**Required work:** Produce the tally of lines in the material below that hold "湖南中转", without anything else.

◇ ◇ ◇ ◇ ◇

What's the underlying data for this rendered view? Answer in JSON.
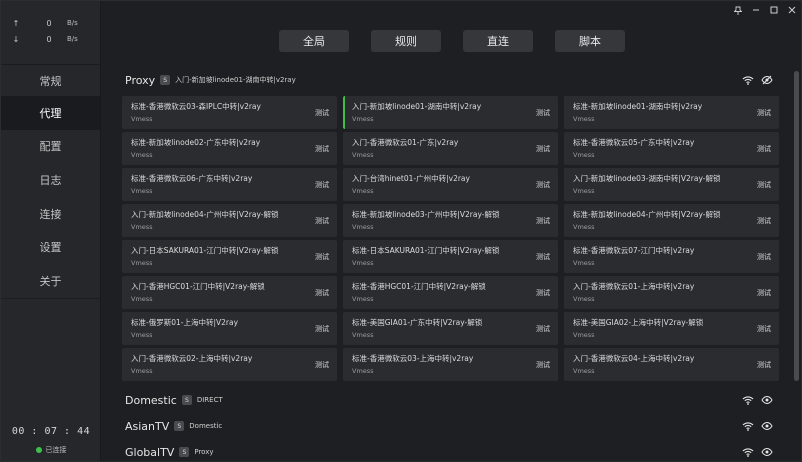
{
  "window_controls": [
    "pin-icon",
    "minimize-icon",
    "maximize-icon",
    "close-icon"
  ],
  "speed": {
    "up": {
      "arrow": "↑",
      "value": "0",
      "unit": "B/s"
    },
    "down": {
      "arrow": "↓",
      "value": "0",
      "unit": "B/s"
    }
  },
  "nav": {
    "items": [
      {
        "label": "常规"
      },
      {
        "label": "代理",
        "active": true
      },
      {
        "label": "配置"
      },
      {
        "label": "日志"
      },
      {
        "label": "连接"
      },
      {
        "label": "设置"
      },
      {
        "label": "关于"
      }
    ]
  },
  "timer": "00 : 07 : 44",
  "status_text": "已连接",
  "modes": [
    {
      "label": "全局"
    },
    {
      "label": "规则"
    },
    {
      "label": "直连"
    },
    {
      "label": "脚本"
    }
  ],
  "proxy_group": {
    "name": "Proxy",
    "badge": "S",
    "selected": "入门-新加坡linode01-湖南中转|v2ray",
    "test_label": "测试",
    "nodes": [
      {
        "name": "标准-香港微软云03-森IPLC中转|v2ray",
        "type": "Vmess"
      },
      {
        "name": "入门-新加坡linode01-湖南中转|v2ray",
        "type": "Vmess",
        "selected": true
      },
      {
        "name": "标准-新加坡linode01-湖南中转|v2ray",
        "type": "Vmess"
      },
      {
        "name": "标准-新加坡linode02-广东中转|v2ray",
        "type": "Vmess"
      },
      {
        "name": "入门-香港微软云01-广东|v2ray",
        "type": "Vmess"
      },
      {
        "name": "标准-香港微软云05-广东中转|v2ray",
        "type": "Vmess"
      },
      {
        "name": "标准-香港微软云06-广东中转|v2ray",
        "type": "Vmess"
      },
      {
        "name": "入门-台湾hinet01-广州中转|v2ray",
        "type": "Vmess"
      },
      {
        "name": "入门-新加坡linode03-湖南中转|V2ray-解锁",
        "type": "Vmess"
      },
      {
        "name": "入门-新加坡linode04-广州中转|V2ray-解锁",
        "type": "Vmess"
      },
      {
        "name": "标准-新加坡linode03-广州中转|V2ray-解锁",
        "type": "Vmess"
      },
      {
        "name": "标准-新加坡linode04-广州中转|V2ray-解锁",
        "type": "Vmess"
      },
      {
        "name": "入门-日本SAKURA01-江门中转|V2ray-解锁",
        "type": "Vmess"
      },
      {
        "name": "标准-日本SAKURA01-江门中转|V2ray-解锁",
        "type": "Vmess"
      },
      {
        "name": "标准-香港微软云07-江门中转|v2ray",
        "type": "Vmess"
      },
      {
        "name": "入门-香港HGC01-江门中转|V2ray-解锁",
        "type": "Vmess"
      },
      {
        "name": "标准-香港HGC01-江门中转|V2ray-解锁",
        "type": "Vmess"
      },
      {
        "name": "入门-香港微软云01-上海中转|v2ray",
        "type": "Vmess"
      },
      {
        "name": "标准-俄罗斯01-上海中转|V2ray",
        "type": "Vmess"
      },
      {
        "name": "标准-美国GIA01-广东中转|V2ray-解锁",
        "type": "Vmess"
      },
      {
        "name": "标准-美国GIA02-上海中转|V2ray-解锁",
        "type": "Vmess"
      },
      {
        "name": "入门-香港微软云02-上海中转|v2ray",
        "type": "Vmess"
      },
      {
        "name": "标准-香港微软云03-上海中转|v2ray",
        "type": "Vmess"
      },
      {
        "name": "入门-香港微软云04-上海中转|v2ray",
        "type": "Vmess"
      }
    ]
  },
  "other_groups": [
    {
      "name": "Domestic",
      "badge": "S",
      "selected": "DIRECT"
    },
    {
      "name": "AsianTV",
      "badge": "S",
      "selected": "Domestic"
    },
    {
      "name": "GlobalTV",
      "badge": "S",
      "selected": "Proxy"
    }
  ],
  "colors": {
    "accent": "#3fbf4a",
    "background": "#1e1f22",
    "card": "#2b2c30"
  }
}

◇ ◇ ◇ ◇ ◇

**Reply to the exercise:** 4